**Exercise description**
Reproduce all the lines below exactly and omit the images.

**The input**
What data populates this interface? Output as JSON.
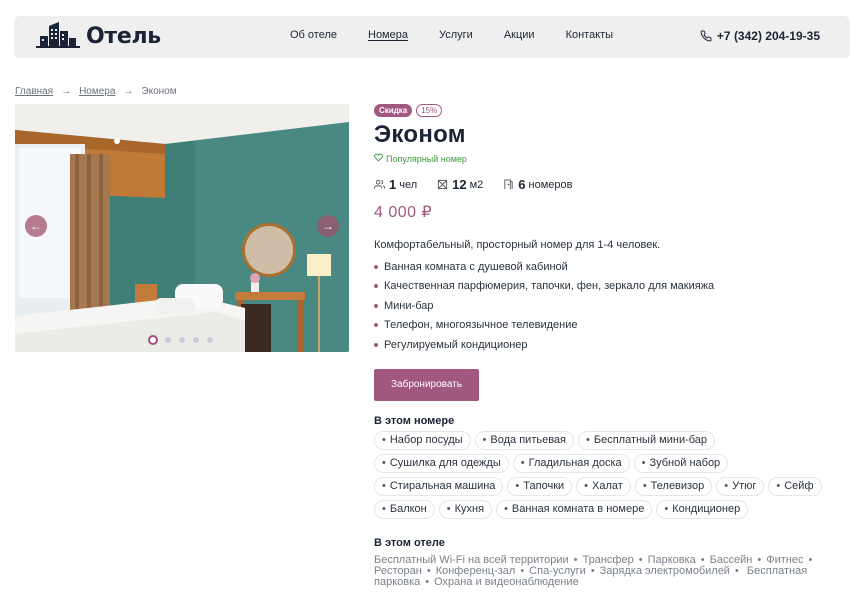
{
  "header": {
    "logo_text": "Отель",
    "nav": [
      {
        "label": "Об отеле",
        "active": false
      },
      {
        "label": "Номера",
        "active": true
      },
      {
        "label": "Услуги",
        "active": false
      },
      {
        "label": "Акции",
        "active": false
      },
      {
        "label": "Контакты",
        "active": false
      }
    ],
    "phone": "+7 (342) 204-19-35"
  },
  "breadcrumb": {
    "home": "Главная",
    "rooms": "Номера",
    "current": "Эконом"
  },
  "gallery": {
    "slide_count": 5,
    "active_slide": 1
  },
  "room": {
    "badge_sale": "Скидка",
    "badge_percent": "15%",
    "title": "Эконом",
    "popular": "Популярный номер",
    "guests_value": "1",
    "guests_unit": "чел",
    "area_value": "12",
    "area_unit": "м2",
    "rooms_value": "6",
    "rooms_unit": "номеров",
    "price": "4 000 ₽",
    "description": "Комфортабельный, просторный номер для 1-4 человек.",
    "features": [
      "Ванная комната с душевой кабиной",
      "Качественная парфюмерия, тапочки, фен, зеркало для макияжа",
      "Мини-бар",
      "Телефон, многоязычное телевидение",
      "Регулируемый кондиционер"
    ],
    "book_label": "Забронировать"
  },
  "in_room": {
    "title": "В этом номере",
    "items": [
      "Набор посуды",
      "Вода питьевая",
      "Бесплатный мини-бар",
      "Сушилка для одежды",
      "Гладильная доска",
      "Зубной набор",
      "Стиральная машина",
      "Тапочки",
      "Халат",
      "Телевизор",
      "Утюг",
      "Сейф",
      "Балкон",
      "Кухня",
      "Ванная комната в номере",
      "Кондиционер"
    ]
  },
  "in_hotel": {
    "title": "В этом отеле",
    "items": [
      "Бесплатный Wi-Fi на всей территории",
      "Трансфер",
      "Парковка",
      "Бассейн",
      "Фитнес",
      "Ресторан",
      "Конференц-зал",
      "Спа-услуги",
      "Зарядка электромобилей",
      "Бесплатная парковка",
      "Охрана и видеонаблюдение"
    ]
  },
  "colors": {
    "accent": "#a0587e",
    "popular_green": "#3a9a3a",
    "header_bg": "#efeff0"
  }
}
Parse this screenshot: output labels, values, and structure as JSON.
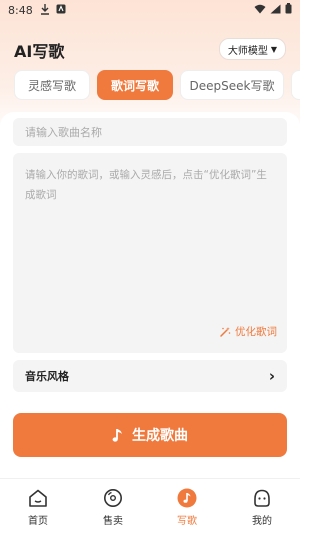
{
  "status": {
    "time": "8:48"
  },
  "header": {
    "title": "AI写歌",
    "model_label": "大师模型",
    "model_arrow": "▼"
  },
  "tabs": [
    {
      "label": "灵感写歌",
      "active": false
    },
    {
      "label": "歌词写歌",
      "active": true
    },
    {
      "label": "DeepSeek写歌",
      "active": false
    },
    {
      "label": "",
      "active": false
    }
  ],
  "form": {
    "song_name_placeholder": "请输入歌曲名称",
    "lyrics_placeholder": "请输入你的歌词，或输入灵感后，点击“优化歌词”生成歌词",
    "optimize_label": "优化歌词",
    "style_label": "音乐风格",
    "style_arrow": "›",
    "generate_label": "生成歌曲"
  },
  "nav": [
    {
      "label": "首页",
      "icon": "home-icon",
      "active": false
    },
    {
      "label": "售卖",
      "icon": "disc-icon",
      "active": false
    },
    {
      "label": "写歌",
      "icon": "music-note-icon",
      "active": true
    },
    {
      "label": "我的",
      "icon": "profile-icon",
      "active": false
    }
  ],
  "colors": {
    "accent": "#f07a3e",
    "header_bg": "#fde3d5",
    "field_bg": "#f4f4f4"
  }
}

**Exercise response**
What data populates this interface? Output as JSON.
{
  "header": {
    "logo_text": "Отель",
    "nav": [
      {
        "label": "Об отеле",
        "active": false
      },
      {
        "label": "Номера",
        "active": true
      },
      {
        "label": "Услуги",
        "active": false
      },
      {
        "label": "Акции",
        "active": false
      },
      {
        "label": "Контакты",
        "active": false
      }
    ],
    "phone": "+7 (342) 204-19-35"
  },
  "breadcrumb": {
    "home": "Главная",
    "rooms": "Номера",
    "current": "Эконом"
  },
  "gallery": {
    "slide_count": 5,
    "active_slide": 1
  },
  "room": {
    "badge_sale": "Скидка",
    "badge_percent": "15%",
    "title": "Эконом",
    "popular": "Популярный номер",
    "guests_value": "1",
    "guests_unit": "чел",
    "area_value": "12",
    "area_unit": "м2",
    "rooms_value": "6",
    "rooms_unit": "номеров",
    "price": "4 000 ₽",
    "description": "Комфортабельный, просторный номер для 1-4 человек.",
    "features": [
      "Ванная комната с душевой кабиной",
      "Качественная парфюмерия, тапочки, фен, зеркало для макияжа",
      "Мини-бар",
      "Телефон, многоязычное телевидение",
      "Регулируемый кондиционер"
    ],
    "book_label": "Забронировать"
  },
  "in_room": {
    "title": "В этом номере",
    "items": [
      "Набор посуды",
      "Вода питьевая",
      "Бесплатный мини-бар",
      "Сушилка для одежды",
      "Гладильная доска",
      "Зубной набор",
      "Стиральная машина",
      "Тапочки",
      "Халат",
      "Телевизор",
      "Утюг",
      "Сейф",
      "Балкон",
      "Кухня",
      "Ванная комната в номере",
      "Кондиционер"
    ]
  },
  "in_hotel": {
    "title": "В этом отеле",
    "items": [
      "Бесплатный Wi-Fi на всей территории",
      "Трансфер",
      "Парковка",
      "Бассейн",
      "Фитнес",
      "Ресторан",
      "Конференц-зал",
      "Спа-услуги",
      "Зарядка электромобилей",
      "Бесплатная парковка",
      "Охрана и видеонаблюдение"
    ]
  },
  "colors": {
    "accent": "#a0587e",
    "popular_green": "#3a9a3a",
    "header_bg": "#efeff0"
  }
}
Parse this screenshot: output labels, values, and structure as JSON.
{
  "status": {
    "time": "8:48"
  },
  "header": {
    "title": "AI写歌",
    "model_label": "大师模型",
    "model_arrow": "▼"
  },
  "tabs": [
    {
      "label": "灵感写歌",
      "active": false
    },
    {
      "label": "歌词写歌",
      "active": true
    },
    {
      "label": "DeepSeek写歌",
      "active": false
    },
    {
      "label": "",
      "active": false
    }
  ],
  "form": {
    "song_name_placeholder": "请输入歌曲名称",
    "lyrics_placeholder": "请输入你的歌词，或输入灵感后，点击“优化歌词”生成歌词",
    "optimize_label": "优化歌词",
    "style_label": "音乐风格",
    "style_arrow": "›",
    "generate_label": "生成歌曲"
  },
  "nav": [
    {
      "label": "首页",
      "icon": "home-icon",
      "active": false
    },
    {
      "label": "售卖",
      "icon": "disc-icon",
      "active": false
    },
    {
      "label": "写歌",
      "icon": "music-note-icon",
      "active": true
    },
    {
      "label": "我的",
      "icon": "profile-icon",
      "active": false
    }
  ],
  "colors": {
    "accent": "#f07a3e",
    "header_bg": "#fde3d5",
    "field_bg": "#f4f4f4"
  }
}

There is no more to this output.